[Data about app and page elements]
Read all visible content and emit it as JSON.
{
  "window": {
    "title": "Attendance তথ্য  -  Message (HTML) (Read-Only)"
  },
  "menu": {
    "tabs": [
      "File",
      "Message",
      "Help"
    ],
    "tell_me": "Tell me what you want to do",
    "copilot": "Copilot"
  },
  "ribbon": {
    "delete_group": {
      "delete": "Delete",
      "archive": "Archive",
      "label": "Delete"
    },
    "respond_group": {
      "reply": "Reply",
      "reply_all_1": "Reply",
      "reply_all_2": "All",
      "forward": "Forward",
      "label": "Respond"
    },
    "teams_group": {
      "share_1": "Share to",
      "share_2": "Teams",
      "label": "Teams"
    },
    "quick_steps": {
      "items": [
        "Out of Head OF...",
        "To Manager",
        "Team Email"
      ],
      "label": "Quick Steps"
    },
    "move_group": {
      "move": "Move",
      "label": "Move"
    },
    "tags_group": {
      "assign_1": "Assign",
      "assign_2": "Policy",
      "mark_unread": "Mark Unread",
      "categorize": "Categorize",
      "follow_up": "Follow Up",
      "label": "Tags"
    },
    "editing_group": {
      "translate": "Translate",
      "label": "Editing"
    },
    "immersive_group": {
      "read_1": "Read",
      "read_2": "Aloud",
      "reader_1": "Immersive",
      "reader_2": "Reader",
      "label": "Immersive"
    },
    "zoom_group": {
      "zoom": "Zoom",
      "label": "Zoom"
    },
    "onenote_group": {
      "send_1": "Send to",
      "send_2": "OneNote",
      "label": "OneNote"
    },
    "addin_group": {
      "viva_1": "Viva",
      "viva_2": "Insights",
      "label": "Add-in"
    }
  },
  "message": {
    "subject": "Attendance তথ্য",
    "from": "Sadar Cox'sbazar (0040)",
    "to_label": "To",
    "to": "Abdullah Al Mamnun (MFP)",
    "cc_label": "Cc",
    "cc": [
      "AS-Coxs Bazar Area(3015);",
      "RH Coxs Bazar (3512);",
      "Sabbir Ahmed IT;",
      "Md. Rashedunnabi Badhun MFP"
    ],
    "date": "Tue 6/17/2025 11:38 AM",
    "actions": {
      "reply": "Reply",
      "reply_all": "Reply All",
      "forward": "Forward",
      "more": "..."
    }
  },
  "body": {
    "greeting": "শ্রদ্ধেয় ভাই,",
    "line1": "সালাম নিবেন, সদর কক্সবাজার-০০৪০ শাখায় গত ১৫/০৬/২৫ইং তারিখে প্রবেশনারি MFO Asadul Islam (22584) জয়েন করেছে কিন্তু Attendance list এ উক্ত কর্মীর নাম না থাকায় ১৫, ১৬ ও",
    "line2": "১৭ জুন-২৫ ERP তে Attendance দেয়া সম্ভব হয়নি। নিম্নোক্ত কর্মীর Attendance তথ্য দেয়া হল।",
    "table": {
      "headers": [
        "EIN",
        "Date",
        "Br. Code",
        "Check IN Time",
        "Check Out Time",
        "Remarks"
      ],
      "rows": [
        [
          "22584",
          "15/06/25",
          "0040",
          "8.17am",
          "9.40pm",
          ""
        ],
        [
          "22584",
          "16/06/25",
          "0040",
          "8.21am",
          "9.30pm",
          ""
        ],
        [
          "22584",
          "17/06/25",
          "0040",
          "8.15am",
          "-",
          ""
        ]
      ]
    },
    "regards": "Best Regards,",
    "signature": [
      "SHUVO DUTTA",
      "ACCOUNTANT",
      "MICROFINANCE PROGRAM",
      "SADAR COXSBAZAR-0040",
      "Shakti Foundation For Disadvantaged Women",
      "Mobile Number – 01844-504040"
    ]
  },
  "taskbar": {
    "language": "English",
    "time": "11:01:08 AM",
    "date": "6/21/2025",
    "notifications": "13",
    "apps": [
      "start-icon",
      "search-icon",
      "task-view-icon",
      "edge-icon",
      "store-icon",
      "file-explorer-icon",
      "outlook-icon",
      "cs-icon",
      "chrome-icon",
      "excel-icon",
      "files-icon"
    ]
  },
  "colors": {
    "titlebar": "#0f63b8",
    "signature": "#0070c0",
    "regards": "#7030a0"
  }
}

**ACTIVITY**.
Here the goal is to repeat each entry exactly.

**EXPECTED ANSWER**.
Read all visible content and emit it as JSON.
{
  "window": {
    "title": "Attendance তথ্য  -  Message (HTML) (Read-Only)"
  },
  "menu": {
    "tabs": [
      "File",
      "Message",
      "Help"
    ],
    "tell_me": "Tell me what you want to do",
    "copilot": "Copilot"
  },
  "ribbon": {
    "delete_group": {
      "delete": "Delete",
      "archive": "Archive",
      "label": "Delete"
    },
    "respond_group": {
      "reply": "Reply",
      "reply_all_1": "Reply",
      "reply_all_2": "All",
      "forward": "Forward",
      "label": "Respond"
    },
    "teams_group": {
      "share_1": "Share to",
      "share_2": "Teams",
      "label": "Teams"
    },
    "quick_steps": {
      "items": [
        "Out of Head OF...",
        "To Manager",
        "Team Email"
      ],
      "label": "Quick Steps"
    },
    "move_group": {
      "move": "Move",
      "label": "Move"
    },
    "tags_group": {
      "assign_1": "Assign",
      "assign_2": "Policy",
      "mark_unread": "Mark Unread",
      "categorize": "Categorize",
      "follow_up": "Follow Up",
      "label": "Tags"
    },
    "editing_group": {
      "translate": "Translate",
      "label": "Editing"
    },
    "immersive_group": {
      "read_1": "Read",
      "read_2": "Aloud",
      "reader_1": "Immersive",
      "reader_2": "Reader",
      "label": "Immersive"
    },
    "zoom_group": {
      "zoom": "Zoom",
      "label": "Zoom"
    },
    "onenote_group": {
      "send_1": "Send to",
      "send_2": "OneNote",
      "label": "OneNote"
    },
    "addin_group": {
      "viva_1": "Viva",
      "viva_2": "Insights",
      "label": "Add-in"
    }
  },
  "message": {
    "subject": "Attendance তথ্য",
    "from": "Sadar Cox'sbazar (0040)",
    "to_label": "To",
    "to": "Abdullah Al Mamnun (MFP)",
    "cc_label": "Cc",
    "cc": [
      "AS-Coxs Bazar Area(3015);",
      "RH Coxs Bazar (3512);",
      "Sabbir Ahmed IT;",
      "Md. Rashedunnabi Badhun MFP"
    ],
    "date": "Tue 6/17/2025 11:38 AM",
    "actions": {
      "reply": "Reply",
      "reply_all": "Reply All",
      "forward": "Forward",
      "more": "..."
    }
  },
  "body": {
    "greeting": "শ্রদ্ধেয় ভাই,",
    "line1": "সালাম নিবেন, সদর কক্সবাজার-০০৪০ শাখায় গত ১৫/০৬/২৫ইং তারিখে প্রবেশনারি MFO Asadul Islam (22584) জয়েন করেছে কিন্তু Attendance list এ উক্ত কর্মীর নাম না থাকায় ১৫, ১৬ ও",
    "line2": "১৭ জুন-২৫ ERP তে Attendance দেয়া সম্ভব হয়নি। নিম্নোক্ত কর্মীর Attendance তথ্য দেয়া হল।",
    "table": {
      "headers": [
        "EIN",
        "Date",
        "Br. Code",
        "Check IN Time",
        "Check Out Time",
        "Remarks"
      ],
      "rows": [
        [
          "22584",
          "15/06/25",
          "0040",
          "8.17am",
          "9.40pm",
          ""
        ],
        [
          "22584",
          "16/06/25",
          "0040",
          "8.21am",
          "9.30pm",
          ""
        ],
        [
          "22584",
          "17/06/25",
          "0040",
          "8.15am",
          "-",
          ""
        ]
      ]
    },
    "regards": "Best Regards,",
    "signature": [
      "SHUVO DUTTA",
      "ACCOUNTANT",
      "MICROFINANCE PROGRAM",
      "SADAR COXSBAZAR-0040",
      "Shakti Foundation For Disadvantaged Women",
      "Mobile Number – 01844-504040"
    ]
  },
  "taskbar": {
    "language": "English",
    "time": "11:01:08 AM",
    "date": "6/21/2025",
    "notifications": "13",
    "apps": [
      "start-icon",
      "search-icon",
      "task-view-icon",
      "edge-icon",
      "store-icon",
      "file-explorer-icon",
      "outlook-icon",
      "cs-icon",
      "chrome-icon",
      "excel-icon",
      "files-icon"
    ]
  },
  "colors": {
    "titlebar": "#0f63b8",
    "signature": "#0070c0",
    "regards": "#7030a0"
  }
}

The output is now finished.